• Task to complete
What you return must match the entries exactly, except that the pictures are gone.
Data to examine: Begin
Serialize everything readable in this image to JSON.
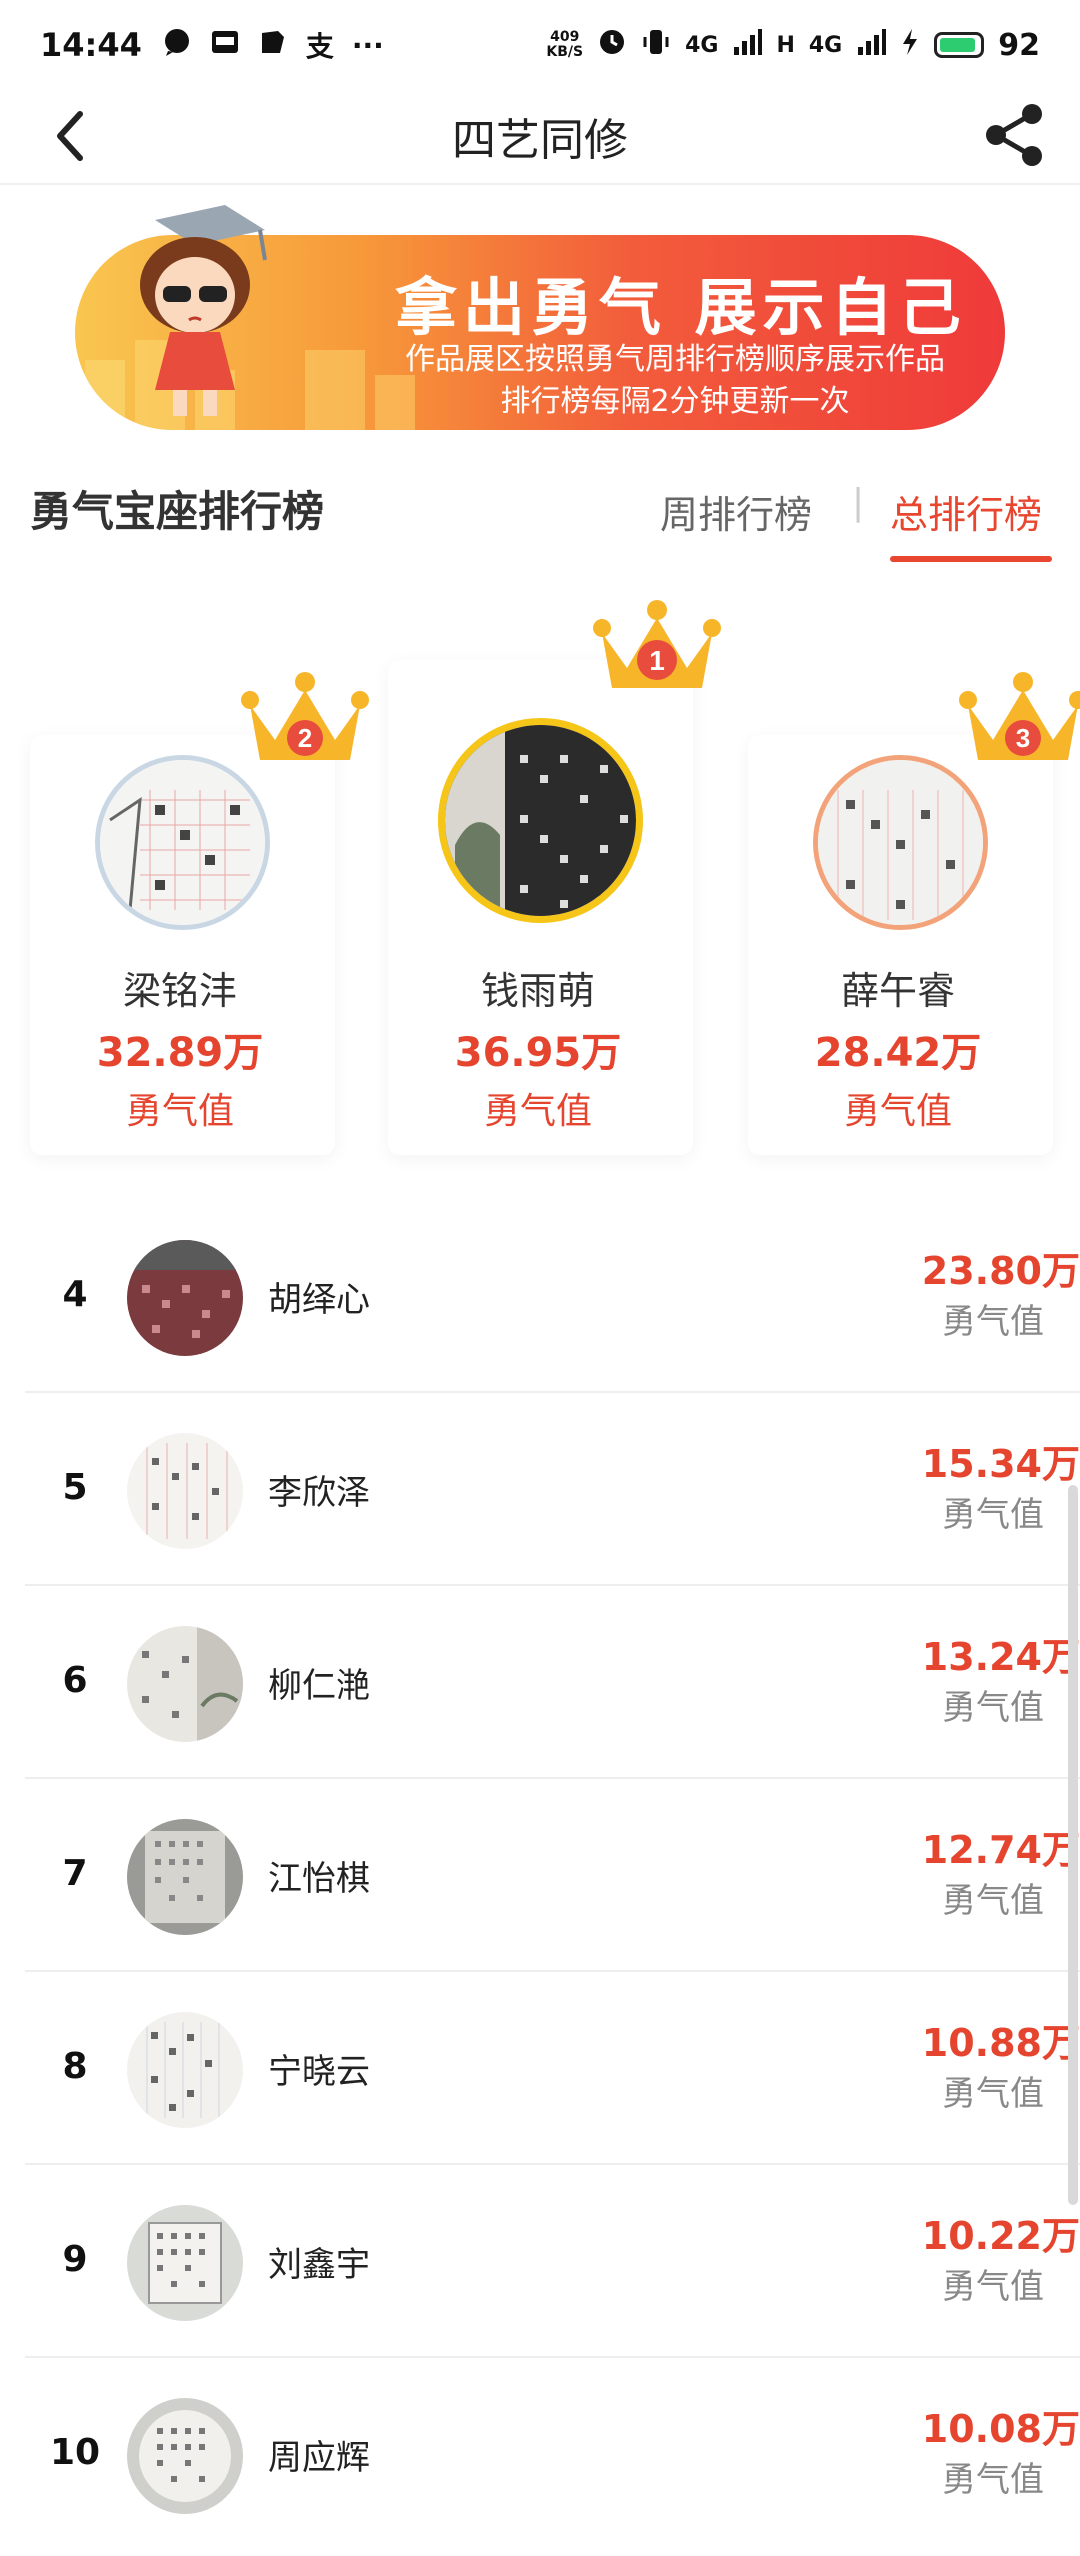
{
  "status_bar": {
    "time": "14:44",
    "left_icons": [
      "chat-bubble-icon",
      "app-icon",
      "notes-icon",
      "alipay-icon",
      "more-icon"
    ],
    "alipay_glyph": "支",
    "more_glyph": "···",
    "net_speed_value": "409",
    "net_speed_unit": "KB/S",
    "signal_label_1": "4G",
    "signal_label_2": "4G",
    "hd_label": "H",
    "battery": "92"
  },
  "nav": {
    "title": "四艺同修"
  },
  "banner": {
    "title": "拿出勇气  展示自己",
    "line1": "作品展区按照勇气周排行榜顺序展示作品",
    "line2": "排行榜每隔2分钟更新一次"
  },
  "section": {
    "title": "勇气宝座排行榜",
    "tab_weekly": "周排行榜",
    "tab_separator": "|",
    "tab_total": "总排行榜",
    "active_tab": "总排行榜"
  },
  "podium": [
    {
      "rank": "2",
      "name": "梁铭沣",
      "score": "32.89万",
      "label": "勇气值"
    },
    {
      "rank": "1",
      "name": "钱雨萌",
      "score": "36.95万",
      "label": "勇气值"
    },
    {
      "rank": "3",
      "name": "薛午睿",
      "score": "28.42万",
      "label": "勇气值"
    }
  ],
  "rankings": [
    {
      "rank": "4",
      "name": "胡绎心",
      "score": "23.80万",
      "label": "勇气值"
    },
    {
      "rank": "5",
      "name": "李欣泽",
      "score": "15.34万",
      "label": "勇气值"
    },
    {
      "rank": "6",
      "name": "柳仁滟",
      "score": "13.24万",
      "label": "勇气值"
    },
    {
      "rank": "7",
      "name": "江怡棋",
      "score": "12.74万",
      "label": "勇气值"
    },
    {
      "rank": "8",
      "name": "宁晓云",
      "score": "10.88万",
      "label": "勇气值"
    },
    {
      "rank": "9",
      "name": "刘鑫宇",
      "score": "10.22万",
      "label": "勇气值"
    },
    {
      "rank": "10",
      "name": "周应辉",
      "score": "10.08万",
      "label": "勇气值"
    }
  ],
  "colors": {
    "accent": "#e5452f",
    "banner_start": "#f9c64f",
    "banner_end": "#ef3a3a",
    "crown": "#f7b529"
  }
}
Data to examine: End
• Result
Serialize everything readable in this image to JSON.
{
  "status_bar": {
    "time": "14:44",
    "left_icons": [
      "chat-bubble-icon",
      "app-icon",
      "notes-icon",
      "alipay-icon",
      "more-icon"
    ],
    "alipay_glyph": "支",
    "more_glyph": "···",
    "net_speed_value": "409",
    "net_speed_unit": "KB/S",
    "signal_label_1": "4G",
    "signal_label_2": "4G",
    "hd_label": "H",
    "battery": "92"
  },
  "nav": {
    "title": "四艺同修"
  },
  "banner": {
    "title": "拿出勇气  展示自己",
    "line1": "作品展区按照勇气周排行榜顺序展示作品",
    "line2": "排行榜每隔2分钟更新一次"
  },
  "section": {
    "title": "勇气宝座排行榜",
    "tab_weekly": "周排行榜",
    "tab_separator": "|",
    "tab_total": "总排行榜",
    "active_tab": "总排行榜"
  },
  "podium": [
    {
      "rank": "2",
      "name": "梁铭沣",
      "score": "32.89万",
      "label": "勇气值"
    },
    {
      "rank": "1",
      "name": "钱雨萌",
      "score": "36.95万",
      "label": "勇气值"
    },
    {
      "rank": "3",
      "name": "薛午睿",
      "score": "28.42万",
      "label": "勇气值"
    }
  ],
  "rankings": [
    {
      "rank": "4",
      "name": "胡绎心",
      "score": "23.80万",
      "label": "勇气值"
    },
    {
      "rank": "5",
      "name": "李欣泽",
      "score": "15.34万",
      "label": "勇气值"
    },
    {
      "rank": "6",
      "name": "柳仁滟",
      "score": "13.24万",
      "label": "勇气值"
    },
    {
      "rank": "7",
      "name": "江怡棋",
      "score": "12.74万",
      "label": "勇气值"
    },
    {
      "rank": "8",
      "name": "宁晓云",
      "score": "10.88万",
      "label": "勇气值"
    },
    {
      "rank": "9",
      "name": "刘鑫宇",
      "score": "10.22万",
      "label": "勇气值"
    },
    {
      "rank": "10",
      "name": "周应辉",
      "score": "10.08万",
      "label": "勇气值"
    }
  ],
  "colors": {
    "accent": "#e5452f",
    "banner_start": "#f9c64f",
    "banner_end": "#ef3a3a",
    "crown": "#f7b529"
  }
}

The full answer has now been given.